Many times over the decades, Western officials and analysts have declared the emergence of "a new Middle East." Such declarations have generally turned out to be premature, but today the people of the region are indeed constructing something new. Whether the transformation will turn out to benefit Middle Eastern publics is uncertain, but no one can doubt that the long-term implications will be profound.
In this roundtable, Emily Landau and I have argued that establishing a chemical-weapon-free zone in the Middle East would make a positive contribution to regional security. Mostafa Elwi Saif has argued that banning chemical weapons makes no sense without banning nuclear weapons as well. Disagreement on a point such as this is no surprise. What's difficult to dispute, I think, is that regional security will remain problematic until governments accept international norms such as the norm that forbids the use of chemical weapons—and until, more broadly, governance in the region is liberalized. Only when nations demonstrate greater respect for representative government, the rule of law, and the integrity of human life can the Middle East's enduring security challenges be addressed.
Syria, my own nation, demonstrates the consequences of failure to pursue such ideals. There, an already brutal civil war has been complicated by the actions of foreign non-state actors such as the militant Shiite group Hezbollah and the radical Sunni organization known as the Islamic State of Iraq and Syria (which was affiliated with Al Qaeda until that group disavowed it in early February). These organizations, though they are rivals in the sectarian sense, have much in common. They adhere to extreme, arbitrary versions of Islam. They espouse ideologies focused on hatred of, and a desire to eliminate, those who do not share their points of view. They reject all notions of human integrity and other people's right to exist peacefully. They exhibit an extraordinary level of savagery. And neither group has displayed any compunction about crossing international borders to kill Syrians. But if it weren't for brutal, repressive regimes such as that of Bashar Al-Assad—regimes that display no respect for the rule of law or for basic humanity—factions like these would not exist.
As the Middle East turns a new page of history, one of its greatest security challenges is to strip radical movements of their legitimacy.
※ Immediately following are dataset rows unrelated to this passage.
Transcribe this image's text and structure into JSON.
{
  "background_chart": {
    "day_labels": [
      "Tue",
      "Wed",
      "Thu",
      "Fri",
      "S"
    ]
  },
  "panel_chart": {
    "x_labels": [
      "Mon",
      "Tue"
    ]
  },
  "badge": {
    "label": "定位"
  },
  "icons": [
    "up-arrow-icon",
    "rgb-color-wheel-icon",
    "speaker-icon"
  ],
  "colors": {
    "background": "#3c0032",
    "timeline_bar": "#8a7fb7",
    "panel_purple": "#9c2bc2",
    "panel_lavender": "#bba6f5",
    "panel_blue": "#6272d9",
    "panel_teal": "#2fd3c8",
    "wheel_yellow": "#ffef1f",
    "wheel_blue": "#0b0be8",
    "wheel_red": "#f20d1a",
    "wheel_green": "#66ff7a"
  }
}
Achieving this will require an embrace of liberalism—an embrace of democratization, devolution of power, and respect for basic human values.